“This allows us to finally say to our clients, if you’re willing and able to take your medication, if you’re willing and able to get talk therapy, you can live just as healthy and functional a life as anybody else,” Wells says. “It’s just been a great partnership and a great blessing.”

Interdisciplinary in more ways than one

The TCC also enables students from a variety of disciplines to apply what they are learning in the classroom to a clinic setting in an innovative way, says Donnie Kleine-Kracht, a fourth-year Texas A&M counseling psychology doctoral student who works as a service coordinator at the TCC.

“This is just such a rare, unique and special model with so much potential,” he says. Chang agrees, noting that telehealth is still relatively novel, particularly as a model for psychology trainees to take part in. “I definitely think the skills I learned at the TCC helped me to sell myself at internship and postdoc sites as having training no other applicant had,” she says.
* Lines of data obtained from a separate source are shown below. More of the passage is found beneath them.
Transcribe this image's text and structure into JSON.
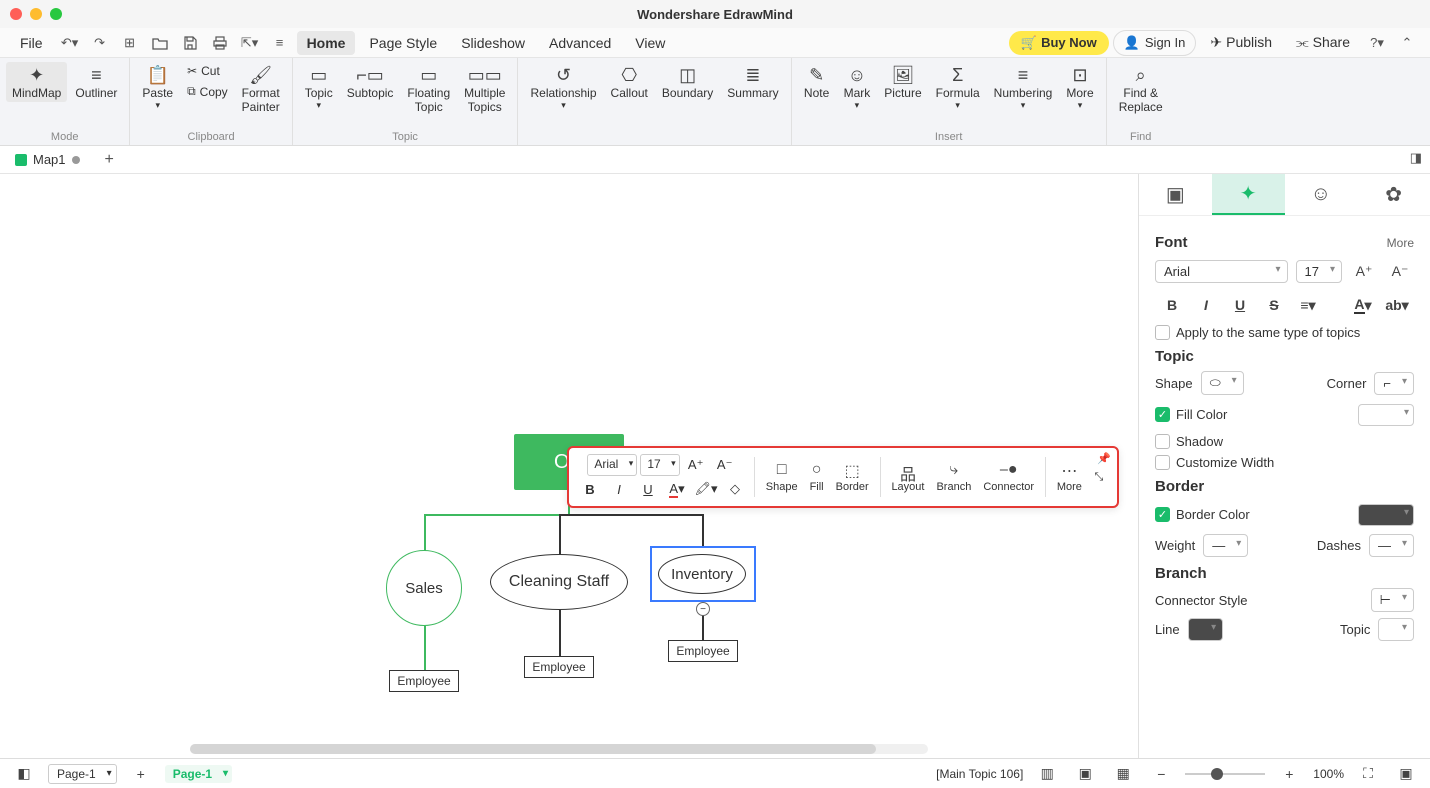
{
  "app_title": "Wondershare EdrawMind",
  "menubar": {
    "file": "File",
    "home": "Home",
    "page_style": "Page Style",
    "slideshow": "Slideshow",
    "advanced": "Advanced",
    "view": "View",
    "buy_now": "Buy Now",
    "sign_in": "Sign In",
    "publish": "Publish",
    "share": "Share"
  },
  "ribbon": {
    "mode": {
      "mindmap": "MindMap",
      "outliner": "Outliner",
      "label": "Mode"
    },
    "clipboard": {
      "paste": "Paste",
      "cut": "Cut",
      "copy": "Copy",
      "format_painter": "Format\nPainter",
      "label": "Clipboard"
    },
    "topic": {
      "topic": "Topic",
      "subtopic": "Subtopic",
      "floating": "Floating\nTopic",
      "multiple": "Multiple\nTopics",
      "label": "Topic"
    },
    "group3": {
      "relationship": "Relationship",
      "callout": "Callout",
      "boundary": "Boundary",
      "summary": "Summary"
    },
    "insert": {
      "note": "Note",
      "mark": "Mark",
      "picture": "Picture",
      "formula": "Formula",
      "numbering": "Numbering",
      "more": "More",
      "label": "Insert"
    },
    "find": {
      "find_replace": "Find &\nReplace",
      "label": "Find"
    }
  },
  "doc_tab": "Map1",
  "canvas": {
    "owner": "Ow",
    "sales": "Sales",
    "cleaning": "Cleaning Staff",
    "inventory": "Inventory",
    "employee": "Employee"
  },
  "floatbar": {
    "font": "Arial",
    "size": "17",
    "increase": "A⁺",
    "decrease": "A⁻",
    "tools": [
      "Shape",
      "Fill",
      "Border",
      "Layout",
      "Branch",
      "Connector",
      "More"
    ]
  },
  "side": {
    "font": {
      "title": "Font",
      "more": "More",
      "family": "Arial",
      "size": "17",
      "apply": "Apply to the same type of topics"
    },
    "topic": {
      "title": "Topic",
      "shape": "Shape",
      "corner": "Corner",
      "fill": "Fill Color",
      "shadow": "Shadow",
      "custom": "Customize Width"
    },
    "border": {
      "title": "Border",
      "color": "Border Color",
      "weight": "Weight",
      "dashes": "Dashes"
    },
    "branch": {
      "title": "Branch",
      "connector": "Connector Style",
      "line": "Line",
      "topic": "Topic"
    }
  },
  "status": {
    "page_sel": "Page-1",
    "page_tab": "Page-1",
    "info": "[Main Topic 106]",
    "zoom": "100%"
  }
}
In some ways, the telehealth aspect of it has even helped counselors connect more closely with clients in a way that face-to-face therapy might not, Kleine-Kracht says.

“I really found that there’s not a significant difference in terms of therapeutic relationship in this model, and particularly for some of our teenage clients it’s easier to connect with them through phone or video sessions,” he says. “They’re much more willing to be forthcoming with things when I’m not actually in the room with them.”

From a public health perspective, it’s easy to see why keeping the TCC running is crucial, says Kaysey Aguilar, a master’s student in public health at Texas A&M University who assists with TCC marketing. “Mental health, particularly in these underserved communities, is absolutely a public health issue because it is so tied to so many other health outcomes,” she says.

McCord says she’d also like to bring in more graduate students from other disciplines such as nutrition, medicine, nursing and pharmacy, as well as information technology, computer science and business, to help ensure the clinic is using the latest technologies and is as efficient as possible—and to enable these students and professionals to learn from each other.

“We live in a world where information doubles at such a rapid rate that one person can no longer be the expert,” McCord says. “We must work in teams and we must train our students to work in teams.”

The clinic is also providing consultation, custom trainings and online continuing education to equip other universities with the ability to add telehealth training components to their programs, McCord says.

“It’s crucial that we start to equip students for a future in psychology where technology will be woven into their practice,” she says.

*Name changed to protect patient privacy

The Monitor’s “Adventures in Integrated Care” series explores the work psychologists are doing as members of interdisciplinary teams. If you have a story to share, contact editor Sara Martin at smartin@apa.org.

Resources

APA’s Guidelines for the Practice of Telepsychology
Information on psychologists’ responsibilities in providing telehealth services.
www.apa.org/practice/guidelines/telepsychology.aspx

"A Growing Wave of Online Therapy"
APA Monitor on Psychology, February 2017
www.apa.org/monitor/2017/02/online-therapy.aspx